How can we change this? Well, from an inclusion perspective we can look at the models of dyslexia to help us understand what the barriers are and how we can overcome them. The medical model of dyslexia tells us it’s about deficit, disorder, and discrepancy (Blimey, that is a great definition for being dyslexic) Is it any wonder so many of us struggle with low self-esteem, self-confidence, and even long term mental health issues?
It’s not surprising so many of us feel like an enigma to ourselves. A student once said to me; “nobody likes to think they have something wrong with them especially something wrong with their brain.” But that’s what the medical model of dyslexia tells us. Once I got told that I gave up on school.
Medical model language does far more harm than good. It offers dyslexics no hope, it places the perceived failure of dyslexics to achieve academically on dyslexic kids and on the parents of dyslexic kids. We know our education system is not fit for purpose for dyslexic, neurodiverse, and disabled kids, so is it any wonder so many just give up at school? It’s no wonder so many dyslexic kids don’t achieve at school and give up on school.
That’s why I believe we need to change the way we talk about dyslexia, we need a different more positive vision. That’s why I and my social enterprise supports and promote the social model of dyslexia. The social model says it’s about diversity and difference. That we don’t have broken minds we just have different ones. The social model of dyslexia and social enterprise offers the dyslexic community a much more positive, inclusive, and empowering vision. One that recognises the role society plays in disabling us. This one fact alone shows how society disables. Only 19% of dyslexic adults were assessed at school.
Far too many dyslexic kids have poor self-esteem and a lack of self-confidence or mental health issues because of their experiences in school. We have to change how we think and talk about dyslexia or we will continue to allow our dyslexia unfriendly education system to damage our dyslexic children.
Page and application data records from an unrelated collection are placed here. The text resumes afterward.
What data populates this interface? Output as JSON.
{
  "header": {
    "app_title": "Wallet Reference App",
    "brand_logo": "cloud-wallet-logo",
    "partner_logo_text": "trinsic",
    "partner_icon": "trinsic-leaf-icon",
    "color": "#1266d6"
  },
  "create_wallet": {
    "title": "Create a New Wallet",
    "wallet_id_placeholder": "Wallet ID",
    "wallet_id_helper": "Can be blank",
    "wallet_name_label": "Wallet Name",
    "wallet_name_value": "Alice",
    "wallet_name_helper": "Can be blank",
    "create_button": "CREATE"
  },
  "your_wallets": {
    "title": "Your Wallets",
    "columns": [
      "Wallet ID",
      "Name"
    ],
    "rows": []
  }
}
What needs to be done? We need more teachers trained to work with dyslexic kids. We need to give teachers the time they need to develop a more dyslexia-inclusive curriculum. We need to give dyslexic kids access to dyslexia-friendly learning materials. This can be achieved, we just need to be listened to and our voices and hopes acted upon. Like the Disability Union, if we work together, change can happen! and the dyslexic community have been overlooked for far too long.
Follow Steven at : @DyslexicEye Website: www.dyslexiapathways.com